PROBLEM TO SOLVE => Please copy out each entry, word for word.

DATA PROVIDED =>
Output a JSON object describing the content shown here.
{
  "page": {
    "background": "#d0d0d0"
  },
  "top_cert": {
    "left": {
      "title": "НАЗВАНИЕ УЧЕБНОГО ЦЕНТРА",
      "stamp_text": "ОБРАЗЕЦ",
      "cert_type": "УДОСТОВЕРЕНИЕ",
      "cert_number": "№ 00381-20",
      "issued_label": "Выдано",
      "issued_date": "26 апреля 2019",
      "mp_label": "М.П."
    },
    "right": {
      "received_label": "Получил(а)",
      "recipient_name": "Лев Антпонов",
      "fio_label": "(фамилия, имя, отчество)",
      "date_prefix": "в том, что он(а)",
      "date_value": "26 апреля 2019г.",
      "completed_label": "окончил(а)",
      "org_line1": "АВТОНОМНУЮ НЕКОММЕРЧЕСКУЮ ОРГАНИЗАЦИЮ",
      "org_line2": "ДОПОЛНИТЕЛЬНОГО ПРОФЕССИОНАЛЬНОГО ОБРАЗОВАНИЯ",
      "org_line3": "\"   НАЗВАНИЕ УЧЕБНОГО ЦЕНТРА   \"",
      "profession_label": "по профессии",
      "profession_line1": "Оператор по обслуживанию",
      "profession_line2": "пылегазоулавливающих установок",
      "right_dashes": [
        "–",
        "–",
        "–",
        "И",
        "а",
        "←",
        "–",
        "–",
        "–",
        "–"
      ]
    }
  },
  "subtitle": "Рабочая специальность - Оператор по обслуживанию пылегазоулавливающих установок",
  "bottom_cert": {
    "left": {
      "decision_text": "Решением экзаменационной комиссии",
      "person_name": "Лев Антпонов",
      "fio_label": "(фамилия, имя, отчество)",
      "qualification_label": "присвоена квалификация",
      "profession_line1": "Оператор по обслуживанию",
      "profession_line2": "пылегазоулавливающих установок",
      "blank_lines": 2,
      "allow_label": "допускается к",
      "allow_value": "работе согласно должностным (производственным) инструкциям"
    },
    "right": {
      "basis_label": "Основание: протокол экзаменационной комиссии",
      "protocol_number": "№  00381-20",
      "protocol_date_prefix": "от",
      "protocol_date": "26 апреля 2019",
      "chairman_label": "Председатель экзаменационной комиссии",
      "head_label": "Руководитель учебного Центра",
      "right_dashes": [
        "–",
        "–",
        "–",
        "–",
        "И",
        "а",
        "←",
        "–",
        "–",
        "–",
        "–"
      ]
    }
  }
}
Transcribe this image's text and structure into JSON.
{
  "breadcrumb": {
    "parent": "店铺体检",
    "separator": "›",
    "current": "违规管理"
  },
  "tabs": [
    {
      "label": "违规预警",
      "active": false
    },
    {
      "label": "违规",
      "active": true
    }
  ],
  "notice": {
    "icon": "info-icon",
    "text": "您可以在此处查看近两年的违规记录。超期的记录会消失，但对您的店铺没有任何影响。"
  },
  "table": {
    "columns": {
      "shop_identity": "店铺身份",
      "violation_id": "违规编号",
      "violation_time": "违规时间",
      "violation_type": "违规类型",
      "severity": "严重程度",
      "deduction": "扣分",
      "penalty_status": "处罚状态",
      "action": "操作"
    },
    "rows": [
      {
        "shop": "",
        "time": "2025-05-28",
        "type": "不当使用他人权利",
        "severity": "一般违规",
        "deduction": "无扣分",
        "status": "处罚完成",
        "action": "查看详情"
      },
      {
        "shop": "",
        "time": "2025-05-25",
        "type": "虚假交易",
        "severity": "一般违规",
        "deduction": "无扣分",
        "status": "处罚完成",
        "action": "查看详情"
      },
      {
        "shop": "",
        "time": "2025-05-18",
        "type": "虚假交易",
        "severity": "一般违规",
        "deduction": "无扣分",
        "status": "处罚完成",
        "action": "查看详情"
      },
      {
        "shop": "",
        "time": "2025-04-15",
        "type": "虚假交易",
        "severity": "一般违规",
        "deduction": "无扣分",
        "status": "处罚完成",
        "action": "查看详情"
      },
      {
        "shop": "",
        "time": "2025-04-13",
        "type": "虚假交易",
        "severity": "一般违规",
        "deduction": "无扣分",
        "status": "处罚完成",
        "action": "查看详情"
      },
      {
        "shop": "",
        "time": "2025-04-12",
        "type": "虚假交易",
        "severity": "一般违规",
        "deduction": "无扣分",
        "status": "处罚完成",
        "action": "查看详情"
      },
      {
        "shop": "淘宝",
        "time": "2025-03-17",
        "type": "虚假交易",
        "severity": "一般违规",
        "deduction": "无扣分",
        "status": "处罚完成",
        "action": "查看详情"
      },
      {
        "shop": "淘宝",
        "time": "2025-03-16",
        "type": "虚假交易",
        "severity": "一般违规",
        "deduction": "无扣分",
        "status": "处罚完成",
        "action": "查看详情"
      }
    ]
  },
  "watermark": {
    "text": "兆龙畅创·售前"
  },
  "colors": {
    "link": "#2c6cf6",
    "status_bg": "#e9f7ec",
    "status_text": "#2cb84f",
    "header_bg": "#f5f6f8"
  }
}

ANSWER SECTION =>
Output a JSON object describing the content shown here.
{
  "page": {
    "background": "#d0d0d0"
  },
  "top_cert": {
    "left": {
      "title": "НАЗВАНИЕ УЧЕБНОГО ЦЕНТРА",
      "stamp_text": "ОБРАЗЕЦ",
      "cert_type": "УДОСТОВЕРЕНИЕ",
      "cert_number": "№ 00381-20",
      "issued_label": "Выдано",
      "issued_date": "26 апреля 2019",
      "mp_label": "М.П."
    },
    "right": {
      "received_label": "Получил(а)",
      "recipient_name": "Лев Антпонов",
      "fio_label": "(фамилия, имя, отчество)",
      "date_prefix": "в том, что он(а)",
      "date_value": "26 апреля 2019г.",
      "completed_label": "окончил(а)",
      "org_line1": "АВТОНОМНУЮ НЕКОММЕРЧЕСКУЮ ОРГАНИЗАЦИЮ",
      "org_line2": "ДОПОЛНИТЕЛЬНОГО ПРОФЕССИОНАЛЬНОГО ОБРАЗОВАНИЯ",
      "org_line3": "\"   НАЗВАНИЕ УЧЕБНОГО ЦЕНТРА   \"",
      "profession_label": "по профессии",
      "profession_line1": "Оператор по обслуживанию",
      "profession_line2": "пылегазоулавливающих установок",
      "right_dashes": [
        "–",
        "–",
        "–",
        "И",
        "а",
        "←",
        "–",
        "–",
        "–",
        "–"
      ]
    }
  },
  "subtitle": "Рабочая специальность - Оператор по обслуживанию пылегазоулавливающих установок",
  "bottom_cert": {
    "left": {
      "decision_text": "Решением экзаменационной комиссии",
      "person_name": "Лев Антпонов",
      "fio_label": "(фамилия, имя, отчество)",
      "qualification_label": "присвоена квалификация",
      "profession_line1": "Оператор по обслуживанию",
      "profession_line2": "пылегазоулавливающих установок",
      "blank_lines": 2,
      "allow_label": "допускается к",
      "allow_value": "работе согласно должностным (производственным) инструкциям"
    },
    "right": {
      "basis_label": "Основание: протокол экзаменационной комиссии",
      "protocol_number": "№  00381-20",
      "protocol_date_prefix": "от",
      "protocol_date": "26 апреля 2019",
      "chairman_label": "Председатель экзаменационной комиссии",
      "head_label": "Руководитель учебного Центра",
      "right_dashes": [
        "–",
        "–",
        "–",
        "–",
        "И",
        "а",
        "←",
        "–",
        "–",
        "–",
        "–"
      ]
    }
  }
}
Transcribe this image's text and structure into JSON.
{
  "breadcrumb": {
    "parent": "店铺体检",
    "separator": "›",
    "current": "违规管理"
  },
  "tabs": [
    {
      "label": "违规预警",
      "active": false
    },
    {
      "label": "违规",
      "active": true
    }
  ],
  "notice": {
    "icon": "info-icon",
    "text": "您可以在此处查看近两年的违规记录。超期的记录会消失，但对您的店铺没有任何影响。"
  },
  "table": {
    "columns": {
      "shop_identity": "店铺身份",
      "violation_id": "违规编号",
      "violation_time": "违规时间",
      "violation_type": "违规类型",
      "severity": "严重程度",
      "deduction": "扣分",
      "penalty_status": "处罚状态",
      "action": "操作"
    },
    "rows": [
      {
        "shop": "",
        "time": "2025-05-28",
        "type": "不当使用他人权利",
        "severity": "一般违规",
        "deduction": "无扣分",
        "status": "处罚完成",
        "action": "查看详情"
      },
      {
        "shop": "",
        "time": "2025-05-25",
        "type": "虚假交易",
        "severity": "一般违规",
        "deduction": "无扣分",
        "status": "处罚完成",
        "action": "查看详情"
      },
      {
        "shop": "",
        "time": "2025-05-18",
        "type": "虚假交易",
        "severity": "一般违规",
        "deduction": "无扣分",
        "status": "处罚完成",
        "action": "查看详情"
      },
      {
        "shop": "",
        "time": "2025-04-15",
        "type": "虚假交易",
        "severity": "一般违规",
        "deduction": "无扣分",
        "status": "处罚完成",
        "action": "查看详情"
      },
      {
        "shop": "",
        "time": "2025-04-13",
        "type": "虚假交易",
        "severity": "一般违规",
        "deduction": "无扣分",
        "status": "处罚完成",
        "action": "查看详情"
      },
      {
        "shop": "",
        "time": "2025-04-12",
        "type": "虚假交易",
        "severity": "一般违规",
        "deduction": "无扣分",
        "status": "处罚完成",
        "action": "查看详情"
      },
      {
        "shop": "淘宝",
        "time": "2025-03-17",
        "type": "虚假交易",
        "severity": "一般违规",
        "deduction": "无扣分",
        "status": "处罚完成",
        "action": "查看详情"
      },
      {
        "shop": "淘宝",
        "time": "2025-03-16",
        "type": "虚假交易",
        "severity": "一般违规",
        "deduction": "无扣分",
        "status": "处罚完成",
        "action": "查看详情"
      }
    ]
  },
  "watermark": {
    "text": "兆龙畅创·售前"
  },
  "colors": {
    "link": "#2c6cf6",
    "status_bg": "#e9f7ec",
    "status_text": "#2cb84f",
    "header_bg": "#f5f6f8"
  }
}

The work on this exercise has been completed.